“Your victory dance was inspiring,” he said, ruffling Atticus’s fur. “I think we need to celebrate your success at finding your other shoe. What do you say to lunch?”
Her glossy pink mouth dropped open. “Are you asking me out?”
“Yes,” he said.
“After you saw me dig through my backyard in a dress?”
“And a little because of that,” he admitted, grinning.
She scrunched her nose up. “Is this a pity kind of thing because my date bailed?”
“No, it’s a ‘ I’ve been watching you from my attic window for two weeks now, and my daughter is claiming it’s pervy, but I’m seriously attracted to you’ kind of thing.”

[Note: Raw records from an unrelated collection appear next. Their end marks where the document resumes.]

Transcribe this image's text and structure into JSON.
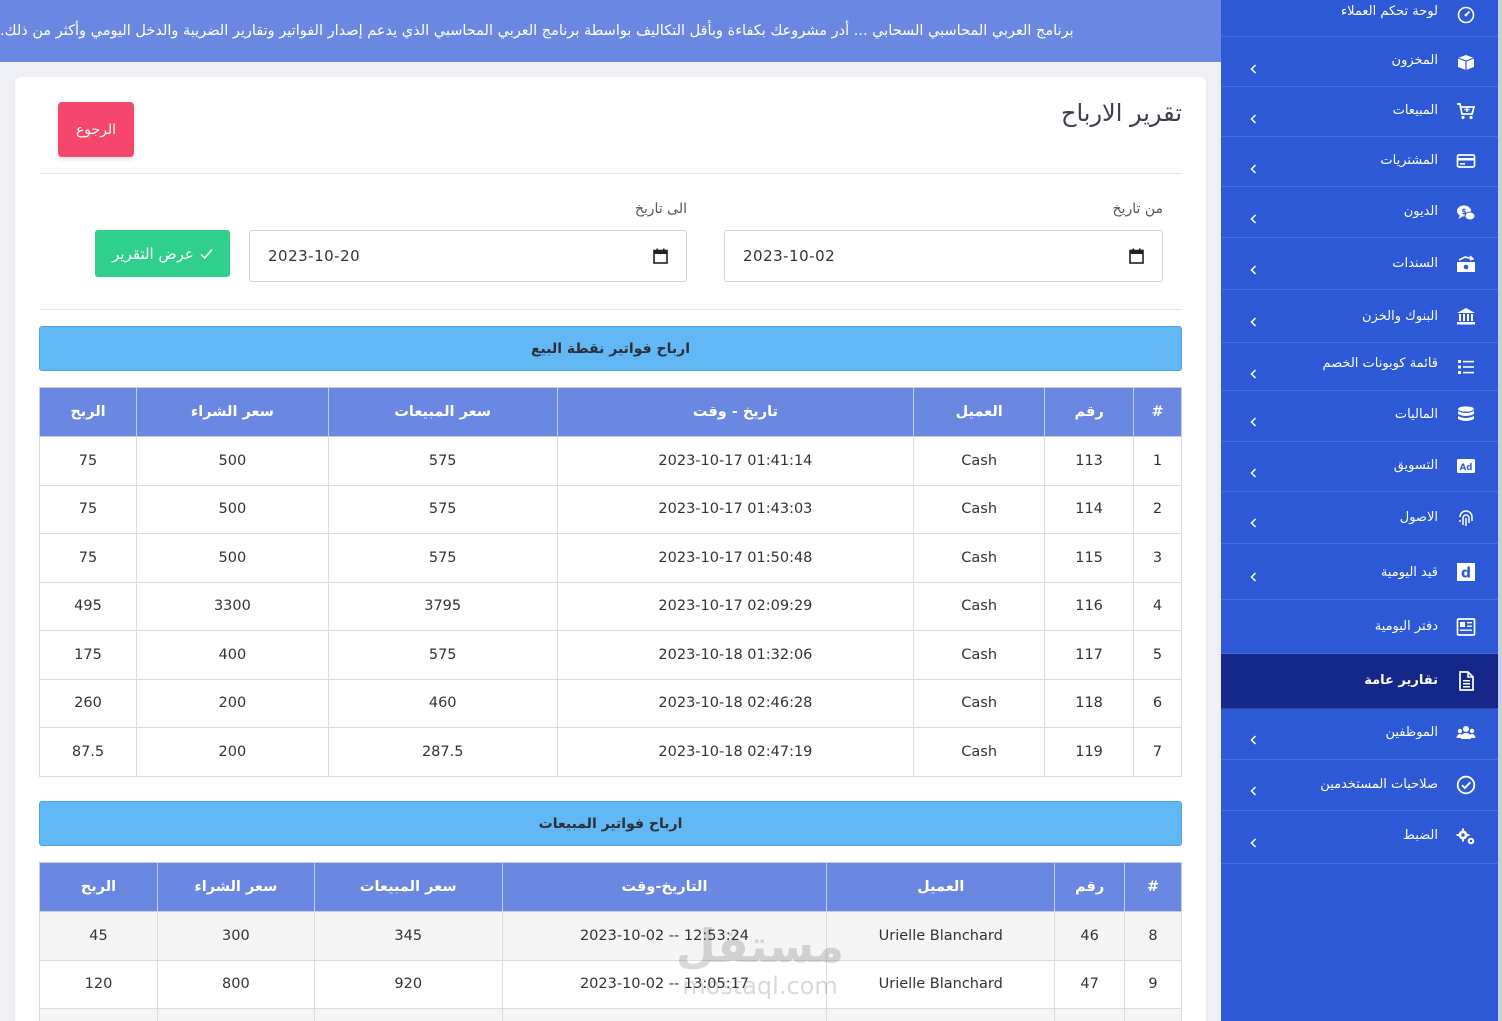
{
  "banner": {
    "text": "برنامج العربي المحاسبي السحابي ... أدر مشروعك بكفاءة وبأقل التكاليف بواسطة برنامج العربي المحاسبي الذي يدعم إصدار الفواتير وتقارير الضريبة والدخل اليومي وأكثر من ذلك."
  },
  "sidebar": {
    "items": [
      {
        "label": "لوحة تحكم العملاء",
        "icon": "dashboard-icon"
      },
      {
        "label": "المخزون",
        "icon": "boxes-icon"
      },
      {
        "label": "المبيعات",
        "icon": "cart-plus-icon"
      },
      {
        "label": "المشتريات",
        "icon": "credit-card-icon"
      },
      {
        "label": "الديون",
        "icon": "comments-dollar-icon"
      },
      {
        "label": "السندات",
        "icon": "money-bills-icon"
      },
      {
        "label": "البنوك والخزن",
        "icon": "bank-icon"
      },
      {
        "label": "قائمة كوبونات الخصم",
        "icon": "list-icon"
      },
      {
        "label": "الماليات",
        "icon": "coins-icon"
      },
      {
        "label": "التسويق",
        "icon": "ad-icon"
      },
      {
        "label": "الاصول",
        "icon": "fingerprint-icon"
      },
      {
        "label": "قيد اليومية",
        "icon": "letter-d-icon"
      },
      {
        "label": "دفتر اليومية",
        "icon": "newspaper-icon"
      },
      {
        "label": "تقارير عامة",
        "icon": "file-report-icon"
      },
      {
        "label": "الموظفين",
        "icon": "users-icon"
      },
      {
        "label": "صلاحيات المستخدمين",
        "icon": "check-circle-icon"
      },
      {
        "label": "الضبط",
        "icon": "cogs-icon"
      }
    ]
  },
  "page": {
    "title": "تقرير الارباح",
    "back_label": "الرجوع"
  },
  "filters": {
    "from_label": "من تاريخ",
    "from_value": "2023-10-02",
    "to_label": "الى تاريخ",
    "to_value": "2023-10-20",
    "show_label": "عرض التقرير"
  },
  "pos_section": {
    "title": "ارباح فواتير نقطة البيع",
    "headers": [
      "#",
      "رقم",
      "العميل",
      "تاريخ - وقت",
      "سعر المبيعات",
      "سعر الشراء",
      "الربح"
    ],
    "rows": [
      [
        "1",
        "113",
        "Cash",
        "2023-10-17 01:41:14",
        "575",
        "500",
        "75"
      ],
      [
        "2",
        "114",
        "Cash",
        "2023-10-17 01:43:03",
        "575",
        "500",
        "75"
      ],
      [
        "3",
        "115",
        "Cash",
        "2023-10-17 01:50:48",
        "575",
        "500",
        "75"
      ],
      [
        "4",
        "116",
        "Cash",
        "2023-10-17 02:09:29",
        "3795",
        "3300",
        "495"
      ],
      [
        "5",
        "117",
        "Cash",
        "2023-10-18 01:32:06",
        "575",
        "400",
        "175"
      ],
      [
        "6",
        "118",
        "Cash",
        "2023-10-18 02:46:28",
        "460",
        "200",
        "260"
      ],
      [
        "7",
        "119",
        "Cash",
        "2023-10-18 02:47:19",
        "287.5",
        "200",
        "87.5"
      ]
    ]
  },
  "sales_section": {
    "title": "ارباح فواتير المبيعات",
    "headers": [
      "#",
      "رقم",
      "العميل",
      "التاريخ-وقت",
      "سعر المبيعات",
      "سعر الشراء",
      "الربح"
    ],
    "rows": [
      [
        "8",
        "46",
        "Urielle Blanchard",
        "2023-10-02 -- 12:53:24",
        "345",
        "300",
        "45"
      ],
      [
        "9",
        "47",
        "Urielle Blanchard",
        "2023-10-02 -- 13:05:17",
        "920",
        "800",
        "120"
      ]
    ]
  },
  "watermark": {
    "arabic": "مستقل",
    "latin": "mostaql.com"
  },
  "colors": {
    "sidebar_bg": "#2d59d6",
    "sidebar_active": "#16278a",
    "banner_bg": "#6a88e2",
    "table_header": "#6a88e2",
    "section_header": "#62b8f5",
    "back_button": "#f4476b",
    "show_button": "#2fcf8c"
  }
}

Her mouth dropped open again. She blinked her eyes, clearly flustered. “But…it’s the middle of the day. You probably have other things to do. Other things that I’m interrupting.”
“Mina, you can interrupt my day anytime.”
Her smile was brilliant. “Really?” It was like he’d found the magic words.
“Yes. If lunch turns into the rest of the day…that’s even better.”
She was shaking her head back and forth slowly with that big grin still. “Just like that, huh?”
“I like to celebrate shoe-finding in a big way,” he said.
“Okay. Let me lock up, and I’ll meet you out front.”
On his way through his house, he stopped to write a note for his daughter. “Call me when you get home. I’m on a date with the crazy hot neighbor. Tell Ashlynn thanks for the advice.”
Copyright © 2013 by Wendy Sparrow
If you liked this, drop me a comment so I don’t feel self-conscious and turn into a mole-person. (It could happen.) Also…you should sign up for updates…so I don’t have to hunt you down each time I post a free story. (Though I do enjoy the hunt…) (I’m kidding–that was serial killer creepy talk.) (Actually, I may have used that line in Push Me.)
If you liked Bury Me Not, you’ll love Cursed by Cupid and The Teacher’s Vet.